Making learning relevant
Delegates at an education conference hosted by the Western Cape Education Department heard first-hand accounts from learners, teachers and administrators about the situation at schools in the province.
During one of the plenary sessions, Lindiwe Trout-Naidoo, a learner at South Peninsula High School, said there should be a clear link between the purpose and usefulness of education. “Education of the future needs to inform us more of why we are learning things and to what extent we are learning it for, and also to have relevance in our communities because our lives are nothing without the communities and the people we are connected to.”
Charles Marthinussen, a retired principal from Atlantis, recounted how his school embarked on a journey to make Computer Applications Technology a compulsory subject for all learners in an effort to keep learners updated with the requirements of the 21st century. “It is the responsibility of every generation to take on the task of development.”

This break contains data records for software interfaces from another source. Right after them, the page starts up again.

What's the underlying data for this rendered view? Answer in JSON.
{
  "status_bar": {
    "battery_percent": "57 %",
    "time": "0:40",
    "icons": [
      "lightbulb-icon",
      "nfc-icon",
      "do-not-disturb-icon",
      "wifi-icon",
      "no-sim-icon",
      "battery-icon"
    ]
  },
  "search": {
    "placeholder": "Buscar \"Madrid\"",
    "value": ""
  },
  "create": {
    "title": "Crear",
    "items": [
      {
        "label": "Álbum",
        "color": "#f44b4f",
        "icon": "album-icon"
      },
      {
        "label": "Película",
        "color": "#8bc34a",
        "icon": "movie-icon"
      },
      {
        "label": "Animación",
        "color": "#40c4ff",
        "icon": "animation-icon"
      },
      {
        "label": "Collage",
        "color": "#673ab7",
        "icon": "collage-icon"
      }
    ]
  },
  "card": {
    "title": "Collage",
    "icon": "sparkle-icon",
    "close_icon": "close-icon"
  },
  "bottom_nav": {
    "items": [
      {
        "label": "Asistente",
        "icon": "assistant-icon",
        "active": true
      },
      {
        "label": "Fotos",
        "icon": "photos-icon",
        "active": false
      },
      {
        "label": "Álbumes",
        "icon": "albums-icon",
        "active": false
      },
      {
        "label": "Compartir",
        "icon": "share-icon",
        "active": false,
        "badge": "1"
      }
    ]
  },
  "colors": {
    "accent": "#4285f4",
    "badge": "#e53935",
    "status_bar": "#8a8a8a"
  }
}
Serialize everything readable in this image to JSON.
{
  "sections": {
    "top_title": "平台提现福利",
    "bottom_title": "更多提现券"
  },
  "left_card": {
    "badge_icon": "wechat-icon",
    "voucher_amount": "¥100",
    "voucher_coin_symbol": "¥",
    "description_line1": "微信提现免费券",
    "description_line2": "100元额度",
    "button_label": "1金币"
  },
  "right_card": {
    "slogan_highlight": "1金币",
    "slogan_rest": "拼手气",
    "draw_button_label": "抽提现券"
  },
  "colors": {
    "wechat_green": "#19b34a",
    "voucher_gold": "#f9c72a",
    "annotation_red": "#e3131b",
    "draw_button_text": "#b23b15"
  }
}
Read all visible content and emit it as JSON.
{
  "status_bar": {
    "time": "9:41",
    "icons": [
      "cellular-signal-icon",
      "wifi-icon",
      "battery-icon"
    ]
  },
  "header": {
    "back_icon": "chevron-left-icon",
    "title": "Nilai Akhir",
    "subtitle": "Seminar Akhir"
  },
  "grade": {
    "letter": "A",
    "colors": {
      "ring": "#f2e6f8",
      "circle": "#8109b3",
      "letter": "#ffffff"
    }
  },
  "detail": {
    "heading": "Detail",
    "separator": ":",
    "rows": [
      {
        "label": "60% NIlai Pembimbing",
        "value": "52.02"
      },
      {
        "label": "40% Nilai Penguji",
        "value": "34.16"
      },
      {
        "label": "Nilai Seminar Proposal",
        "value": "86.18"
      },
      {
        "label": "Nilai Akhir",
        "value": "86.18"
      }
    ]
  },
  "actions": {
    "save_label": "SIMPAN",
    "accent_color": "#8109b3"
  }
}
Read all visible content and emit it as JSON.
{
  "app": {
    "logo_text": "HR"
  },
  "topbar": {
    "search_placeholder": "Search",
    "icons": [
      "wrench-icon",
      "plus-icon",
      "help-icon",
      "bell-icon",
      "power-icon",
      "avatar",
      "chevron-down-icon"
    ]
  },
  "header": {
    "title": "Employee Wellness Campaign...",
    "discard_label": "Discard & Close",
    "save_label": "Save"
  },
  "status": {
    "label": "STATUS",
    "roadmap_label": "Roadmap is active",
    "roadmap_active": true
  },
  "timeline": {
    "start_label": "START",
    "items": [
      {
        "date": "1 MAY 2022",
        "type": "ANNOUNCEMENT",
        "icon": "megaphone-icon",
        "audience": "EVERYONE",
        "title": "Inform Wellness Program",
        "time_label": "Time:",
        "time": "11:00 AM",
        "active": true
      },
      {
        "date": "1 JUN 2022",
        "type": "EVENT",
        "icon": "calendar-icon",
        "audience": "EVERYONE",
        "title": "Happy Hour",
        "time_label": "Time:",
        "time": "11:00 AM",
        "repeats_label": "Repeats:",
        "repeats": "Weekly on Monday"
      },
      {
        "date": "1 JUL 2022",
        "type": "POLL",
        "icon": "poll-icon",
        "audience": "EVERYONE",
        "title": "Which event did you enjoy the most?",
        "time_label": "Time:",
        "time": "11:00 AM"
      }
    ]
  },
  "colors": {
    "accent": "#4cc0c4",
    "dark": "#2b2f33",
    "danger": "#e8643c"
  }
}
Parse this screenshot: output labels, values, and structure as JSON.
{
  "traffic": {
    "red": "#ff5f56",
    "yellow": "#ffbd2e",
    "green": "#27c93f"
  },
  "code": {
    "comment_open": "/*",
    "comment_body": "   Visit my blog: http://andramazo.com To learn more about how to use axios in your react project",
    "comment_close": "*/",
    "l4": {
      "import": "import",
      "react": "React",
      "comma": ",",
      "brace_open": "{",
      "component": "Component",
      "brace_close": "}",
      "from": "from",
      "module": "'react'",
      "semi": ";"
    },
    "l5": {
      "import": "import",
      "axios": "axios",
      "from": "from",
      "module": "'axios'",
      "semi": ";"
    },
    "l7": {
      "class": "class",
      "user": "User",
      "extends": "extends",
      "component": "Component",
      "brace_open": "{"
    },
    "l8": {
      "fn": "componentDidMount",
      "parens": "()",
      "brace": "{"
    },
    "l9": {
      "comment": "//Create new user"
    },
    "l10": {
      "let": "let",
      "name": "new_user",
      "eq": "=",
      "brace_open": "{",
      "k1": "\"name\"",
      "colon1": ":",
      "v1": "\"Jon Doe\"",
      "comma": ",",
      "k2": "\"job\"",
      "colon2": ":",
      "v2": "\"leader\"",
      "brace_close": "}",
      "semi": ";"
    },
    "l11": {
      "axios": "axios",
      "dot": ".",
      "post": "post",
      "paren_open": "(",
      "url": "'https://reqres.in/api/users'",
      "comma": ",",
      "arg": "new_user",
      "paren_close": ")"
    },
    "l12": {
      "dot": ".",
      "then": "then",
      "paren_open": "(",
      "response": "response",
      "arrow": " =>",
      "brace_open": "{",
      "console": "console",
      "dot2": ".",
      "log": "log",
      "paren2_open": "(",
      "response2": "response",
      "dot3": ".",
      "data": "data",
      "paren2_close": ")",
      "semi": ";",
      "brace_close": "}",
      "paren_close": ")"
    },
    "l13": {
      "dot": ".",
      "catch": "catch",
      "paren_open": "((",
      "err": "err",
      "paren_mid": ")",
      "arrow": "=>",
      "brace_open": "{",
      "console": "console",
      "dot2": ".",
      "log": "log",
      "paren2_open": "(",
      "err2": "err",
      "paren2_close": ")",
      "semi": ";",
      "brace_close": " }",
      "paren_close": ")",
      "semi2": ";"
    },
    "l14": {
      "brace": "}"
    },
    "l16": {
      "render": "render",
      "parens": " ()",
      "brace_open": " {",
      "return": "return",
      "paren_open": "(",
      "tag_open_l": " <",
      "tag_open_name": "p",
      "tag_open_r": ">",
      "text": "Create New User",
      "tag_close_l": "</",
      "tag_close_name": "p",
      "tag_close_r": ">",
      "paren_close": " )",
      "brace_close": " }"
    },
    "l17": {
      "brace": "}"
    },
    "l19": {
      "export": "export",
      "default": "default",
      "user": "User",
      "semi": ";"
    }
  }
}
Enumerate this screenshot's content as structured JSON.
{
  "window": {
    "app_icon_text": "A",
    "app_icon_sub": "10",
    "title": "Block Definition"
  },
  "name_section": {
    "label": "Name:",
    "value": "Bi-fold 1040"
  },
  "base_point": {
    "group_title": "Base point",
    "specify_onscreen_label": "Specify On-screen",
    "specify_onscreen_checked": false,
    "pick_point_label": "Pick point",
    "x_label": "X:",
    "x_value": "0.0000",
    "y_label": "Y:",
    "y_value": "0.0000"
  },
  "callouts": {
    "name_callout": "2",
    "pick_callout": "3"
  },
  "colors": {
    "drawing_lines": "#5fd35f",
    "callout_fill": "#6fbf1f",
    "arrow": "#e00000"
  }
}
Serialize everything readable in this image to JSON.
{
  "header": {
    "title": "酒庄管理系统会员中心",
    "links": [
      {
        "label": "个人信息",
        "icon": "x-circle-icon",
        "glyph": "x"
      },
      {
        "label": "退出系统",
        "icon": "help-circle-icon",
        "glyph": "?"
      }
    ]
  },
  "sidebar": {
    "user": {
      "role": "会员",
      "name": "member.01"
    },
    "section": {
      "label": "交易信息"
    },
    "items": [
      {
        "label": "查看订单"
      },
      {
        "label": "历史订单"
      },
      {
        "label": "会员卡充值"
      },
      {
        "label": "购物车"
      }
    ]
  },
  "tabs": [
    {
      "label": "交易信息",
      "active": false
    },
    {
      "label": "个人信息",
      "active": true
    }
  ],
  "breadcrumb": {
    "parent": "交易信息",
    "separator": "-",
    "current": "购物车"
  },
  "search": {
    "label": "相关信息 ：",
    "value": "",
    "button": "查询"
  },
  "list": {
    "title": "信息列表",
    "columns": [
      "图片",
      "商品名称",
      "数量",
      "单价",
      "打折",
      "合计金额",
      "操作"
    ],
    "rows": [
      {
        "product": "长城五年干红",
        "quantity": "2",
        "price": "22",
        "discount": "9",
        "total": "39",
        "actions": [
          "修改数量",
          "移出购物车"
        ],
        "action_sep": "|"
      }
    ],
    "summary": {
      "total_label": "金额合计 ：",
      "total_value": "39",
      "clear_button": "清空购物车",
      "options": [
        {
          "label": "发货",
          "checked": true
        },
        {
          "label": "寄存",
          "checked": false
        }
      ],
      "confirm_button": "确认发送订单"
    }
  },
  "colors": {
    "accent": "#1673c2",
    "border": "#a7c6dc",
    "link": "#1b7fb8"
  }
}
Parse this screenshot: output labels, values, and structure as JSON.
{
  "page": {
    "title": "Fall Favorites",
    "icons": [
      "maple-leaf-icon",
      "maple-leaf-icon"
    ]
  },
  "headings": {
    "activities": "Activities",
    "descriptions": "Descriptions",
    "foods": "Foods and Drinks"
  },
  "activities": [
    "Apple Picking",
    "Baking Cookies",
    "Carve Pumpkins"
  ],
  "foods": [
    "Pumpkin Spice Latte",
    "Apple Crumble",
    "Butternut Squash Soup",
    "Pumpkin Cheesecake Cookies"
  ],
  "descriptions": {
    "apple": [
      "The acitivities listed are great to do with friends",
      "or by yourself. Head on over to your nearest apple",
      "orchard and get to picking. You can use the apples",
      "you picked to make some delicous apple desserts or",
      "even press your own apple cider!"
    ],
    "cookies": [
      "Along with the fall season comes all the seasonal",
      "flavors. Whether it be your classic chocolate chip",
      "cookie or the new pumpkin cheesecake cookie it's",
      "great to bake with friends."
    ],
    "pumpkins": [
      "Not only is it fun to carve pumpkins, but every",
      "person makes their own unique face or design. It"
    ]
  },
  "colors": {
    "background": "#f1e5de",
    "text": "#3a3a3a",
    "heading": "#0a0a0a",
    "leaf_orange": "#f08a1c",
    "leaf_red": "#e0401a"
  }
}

Wendy Horn, Principal of Protea Heights Academy and a Top 50 finalist in the Global Teacher Prize Awards, said learners should be taught holistic problem solving, curriculum innovation must be driven by relevance and visionary management and staff must be open to learn, unlearn, relearn agilely.